To understand this temptation, we must remember that Jesus came to bring in the Kingdom.
In one instant, the Devil truly could have delivered into His Hands all the kingdoms of the world.
The temptation, for Jesus, was not to power; the temptation was to be given the opportunity to do good things, but by an evil means.
To appreciate fully the temptation, imagine how much different world history would be if all mankind were united under the rule of a Perfect King: no war, no poverty, no hunger, just laws and courts; all this would be ours, if only Jesus had given that one little act of worship to the Devil.
Of course, Jesus could not and would not sell out even for the opportunity to create a better world; as He said to Pilate, ” … my Kingdom is not of this world.”
So, He says: “Get thee hence, Satan: for it is written, Thou shalt worship the Lord thy God, and him only shalt thou serve.” (Matt. 4:10).
But how powerful must have been that temptation!
To accomplish, by one simple act, so much good for the world, without the rejection, without the suffering, without the Cross; but, it would not have been The Kingdom, it would have been a counterfeit.
This temptation only comes to the good man.
It is the man who cares deeply about others, who truly wants his life to make a difference, who will be so tempted.
To every good man, it will come.
If the Devil can’t buy you for money, or he can’t trick you into folly to prove how spiritual you are, he will try this last and most potent temptation:

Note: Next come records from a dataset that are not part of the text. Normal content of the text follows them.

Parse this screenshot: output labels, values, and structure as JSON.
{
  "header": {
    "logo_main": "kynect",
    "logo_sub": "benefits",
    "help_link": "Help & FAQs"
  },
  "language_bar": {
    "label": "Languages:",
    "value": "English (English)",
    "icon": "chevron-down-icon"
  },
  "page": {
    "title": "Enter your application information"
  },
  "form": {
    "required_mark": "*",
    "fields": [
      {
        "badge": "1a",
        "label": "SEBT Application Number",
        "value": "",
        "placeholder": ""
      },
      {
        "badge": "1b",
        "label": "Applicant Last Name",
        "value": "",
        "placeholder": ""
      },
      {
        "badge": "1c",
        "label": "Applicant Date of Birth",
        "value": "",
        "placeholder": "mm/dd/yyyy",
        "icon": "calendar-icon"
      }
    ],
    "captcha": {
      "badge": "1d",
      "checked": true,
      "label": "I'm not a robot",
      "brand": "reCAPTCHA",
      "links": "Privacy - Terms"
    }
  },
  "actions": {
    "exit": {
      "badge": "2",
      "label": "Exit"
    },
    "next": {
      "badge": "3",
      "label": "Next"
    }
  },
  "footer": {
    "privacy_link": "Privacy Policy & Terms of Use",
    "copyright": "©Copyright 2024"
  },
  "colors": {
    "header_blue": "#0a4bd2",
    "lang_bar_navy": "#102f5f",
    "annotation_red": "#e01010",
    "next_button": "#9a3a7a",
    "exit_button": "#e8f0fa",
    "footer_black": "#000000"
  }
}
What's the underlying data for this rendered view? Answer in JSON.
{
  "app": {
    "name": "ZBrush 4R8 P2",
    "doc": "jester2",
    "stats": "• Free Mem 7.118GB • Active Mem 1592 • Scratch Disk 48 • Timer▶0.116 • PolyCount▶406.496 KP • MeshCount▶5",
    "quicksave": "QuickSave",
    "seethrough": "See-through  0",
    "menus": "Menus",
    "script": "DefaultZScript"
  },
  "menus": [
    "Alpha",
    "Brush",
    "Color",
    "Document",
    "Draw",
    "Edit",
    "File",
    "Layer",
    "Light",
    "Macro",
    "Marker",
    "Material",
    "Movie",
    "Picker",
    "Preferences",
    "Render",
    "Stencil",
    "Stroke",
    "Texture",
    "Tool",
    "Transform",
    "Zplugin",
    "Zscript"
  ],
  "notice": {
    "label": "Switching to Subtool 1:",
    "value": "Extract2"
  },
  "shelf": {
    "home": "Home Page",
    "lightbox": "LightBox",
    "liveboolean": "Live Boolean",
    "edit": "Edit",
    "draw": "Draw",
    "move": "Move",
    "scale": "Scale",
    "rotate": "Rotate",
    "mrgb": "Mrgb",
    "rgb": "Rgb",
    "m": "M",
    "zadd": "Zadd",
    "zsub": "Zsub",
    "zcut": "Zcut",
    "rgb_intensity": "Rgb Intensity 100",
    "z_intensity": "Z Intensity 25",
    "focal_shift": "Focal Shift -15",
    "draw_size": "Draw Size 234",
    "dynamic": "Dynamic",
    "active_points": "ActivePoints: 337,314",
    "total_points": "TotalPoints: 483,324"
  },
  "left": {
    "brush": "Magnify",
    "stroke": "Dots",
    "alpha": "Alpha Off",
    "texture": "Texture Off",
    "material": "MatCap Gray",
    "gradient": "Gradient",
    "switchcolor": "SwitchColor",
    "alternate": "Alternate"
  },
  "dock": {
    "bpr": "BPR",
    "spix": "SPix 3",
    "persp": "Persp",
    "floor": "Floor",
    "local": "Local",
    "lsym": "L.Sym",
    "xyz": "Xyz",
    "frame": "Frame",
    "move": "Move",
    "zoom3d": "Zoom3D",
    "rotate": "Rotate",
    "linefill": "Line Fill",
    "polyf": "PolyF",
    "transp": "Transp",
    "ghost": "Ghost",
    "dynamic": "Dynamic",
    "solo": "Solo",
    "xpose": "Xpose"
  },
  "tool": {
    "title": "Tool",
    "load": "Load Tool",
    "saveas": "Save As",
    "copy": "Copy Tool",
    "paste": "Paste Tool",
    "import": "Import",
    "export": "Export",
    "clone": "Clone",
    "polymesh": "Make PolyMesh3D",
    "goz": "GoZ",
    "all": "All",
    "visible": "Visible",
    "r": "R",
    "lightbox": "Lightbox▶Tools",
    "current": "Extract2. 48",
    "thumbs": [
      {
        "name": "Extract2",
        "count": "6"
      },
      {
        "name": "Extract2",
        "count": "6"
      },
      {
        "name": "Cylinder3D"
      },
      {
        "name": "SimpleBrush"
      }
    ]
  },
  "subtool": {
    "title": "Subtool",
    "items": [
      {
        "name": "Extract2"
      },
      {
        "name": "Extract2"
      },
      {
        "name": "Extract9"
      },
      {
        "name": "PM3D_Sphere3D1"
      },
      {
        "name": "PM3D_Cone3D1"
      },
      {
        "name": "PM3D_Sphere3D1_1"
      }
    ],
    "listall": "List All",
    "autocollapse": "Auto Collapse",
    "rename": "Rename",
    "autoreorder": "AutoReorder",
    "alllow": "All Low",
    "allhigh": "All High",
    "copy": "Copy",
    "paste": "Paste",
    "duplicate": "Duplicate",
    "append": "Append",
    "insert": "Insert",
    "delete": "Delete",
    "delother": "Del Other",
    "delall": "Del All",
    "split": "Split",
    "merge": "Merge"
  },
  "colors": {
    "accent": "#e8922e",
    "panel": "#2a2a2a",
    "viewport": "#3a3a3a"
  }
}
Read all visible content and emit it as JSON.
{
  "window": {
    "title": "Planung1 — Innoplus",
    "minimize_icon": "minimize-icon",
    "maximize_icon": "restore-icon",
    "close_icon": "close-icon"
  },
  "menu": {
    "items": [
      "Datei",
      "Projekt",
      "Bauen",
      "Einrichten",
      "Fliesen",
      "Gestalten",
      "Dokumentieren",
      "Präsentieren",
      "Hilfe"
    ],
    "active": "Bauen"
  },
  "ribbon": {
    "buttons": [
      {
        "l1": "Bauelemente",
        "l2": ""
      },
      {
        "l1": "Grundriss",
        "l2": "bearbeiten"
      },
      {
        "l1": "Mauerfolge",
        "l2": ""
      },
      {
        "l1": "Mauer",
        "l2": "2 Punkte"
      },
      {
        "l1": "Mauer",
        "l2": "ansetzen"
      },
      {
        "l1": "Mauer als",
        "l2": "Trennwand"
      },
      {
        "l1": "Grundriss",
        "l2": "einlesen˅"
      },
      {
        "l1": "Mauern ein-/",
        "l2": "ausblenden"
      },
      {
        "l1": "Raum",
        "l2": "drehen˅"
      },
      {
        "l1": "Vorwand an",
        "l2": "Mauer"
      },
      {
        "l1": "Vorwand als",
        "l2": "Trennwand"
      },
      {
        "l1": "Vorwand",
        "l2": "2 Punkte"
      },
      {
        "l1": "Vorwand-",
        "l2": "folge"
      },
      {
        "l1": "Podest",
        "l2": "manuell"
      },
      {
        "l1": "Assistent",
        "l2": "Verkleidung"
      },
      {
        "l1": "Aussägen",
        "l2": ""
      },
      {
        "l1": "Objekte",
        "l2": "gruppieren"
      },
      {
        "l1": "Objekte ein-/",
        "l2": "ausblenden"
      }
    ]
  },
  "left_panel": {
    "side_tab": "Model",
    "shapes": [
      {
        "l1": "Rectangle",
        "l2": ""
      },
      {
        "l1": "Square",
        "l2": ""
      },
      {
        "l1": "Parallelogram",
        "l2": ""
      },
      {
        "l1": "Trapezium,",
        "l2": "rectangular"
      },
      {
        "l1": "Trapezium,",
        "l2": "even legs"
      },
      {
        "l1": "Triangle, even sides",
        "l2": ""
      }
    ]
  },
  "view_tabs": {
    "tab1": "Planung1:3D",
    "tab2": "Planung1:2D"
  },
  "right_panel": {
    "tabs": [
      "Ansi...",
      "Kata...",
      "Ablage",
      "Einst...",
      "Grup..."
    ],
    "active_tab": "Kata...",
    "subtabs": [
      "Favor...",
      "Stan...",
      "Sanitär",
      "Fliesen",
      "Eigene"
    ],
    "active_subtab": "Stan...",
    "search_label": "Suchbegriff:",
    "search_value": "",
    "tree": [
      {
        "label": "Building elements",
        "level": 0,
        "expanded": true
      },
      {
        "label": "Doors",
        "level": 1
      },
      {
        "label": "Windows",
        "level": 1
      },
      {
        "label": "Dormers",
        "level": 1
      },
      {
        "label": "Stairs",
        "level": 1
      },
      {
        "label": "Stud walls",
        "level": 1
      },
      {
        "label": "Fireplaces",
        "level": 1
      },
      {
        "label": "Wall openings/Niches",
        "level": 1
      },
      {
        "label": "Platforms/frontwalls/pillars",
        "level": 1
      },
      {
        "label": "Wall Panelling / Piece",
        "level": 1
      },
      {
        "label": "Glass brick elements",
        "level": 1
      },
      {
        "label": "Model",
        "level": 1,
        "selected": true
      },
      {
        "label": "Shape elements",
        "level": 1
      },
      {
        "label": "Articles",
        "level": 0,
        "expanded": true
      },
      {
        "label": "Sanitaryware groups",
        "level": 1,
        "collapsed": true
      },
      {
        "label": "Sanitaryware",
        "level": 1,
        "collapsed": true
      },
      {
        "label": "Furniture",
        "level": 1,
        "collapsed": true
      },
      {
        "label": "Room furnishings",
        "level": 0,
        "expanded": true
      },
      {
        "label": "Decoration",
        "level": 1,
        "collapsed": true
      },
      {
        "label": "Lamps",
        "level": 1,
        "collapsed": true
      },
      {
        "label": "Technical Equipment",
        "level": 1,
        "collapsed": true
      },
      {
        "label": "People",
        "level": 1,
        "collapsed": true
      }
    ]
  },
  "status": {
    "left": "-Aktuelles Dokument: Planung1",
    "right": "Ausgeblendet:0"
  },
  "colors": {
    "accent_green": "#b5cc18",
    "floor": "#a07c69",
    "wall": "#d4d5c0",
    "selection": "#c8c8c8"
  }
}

“Shade the demands of the Gospel a little; water down the theology; preach only God’s love and never His holiness, and I’ll fill up your church for you.
Cut a few corners on safety; overstate the claims for your product a little; save a few bucks on your toxic waste disposal, and I’ll keep you in business so that you can pay your workers.
Don’t tell your family and friends about the Gospel; never mention Heaven and Hell; don’t confront them with their sinfulness, because if you do, they won’t want to be around you; just ‘let your light so shine’ and they’ll figure it out for themselves.”
Those of us who do care, who do want to make a difference, will face this temptation.
But the truth is God can and will accomplish His purposes without our ever once having to resort to evil means.
His way may well involve suffering, and pain; His way may well lead us to the cross; but His way is the only way to the real Kingdom, and not to some counterfeit copy.
And so, as we begin our Lenten fast, we recognize that we are putting ourselves in temptation’s path, even as did our Lord.
Our physical hunger, or hunger for whatever we deny ourselves this Lent, may well provide opportunity for temptation: “One little bite wouldn’t hurt; there’s no need to be a fanatic.”
“I can skip my prayers just this once, so that I can watch this excellent television program.”
“I’m so tired, I think I’ll just meditate at home rather than going all the way out to Church; God will understand.”
But, remember, when we are tempted, we have One upon Whom we can call Who has suffered far greater temptations than we ever will.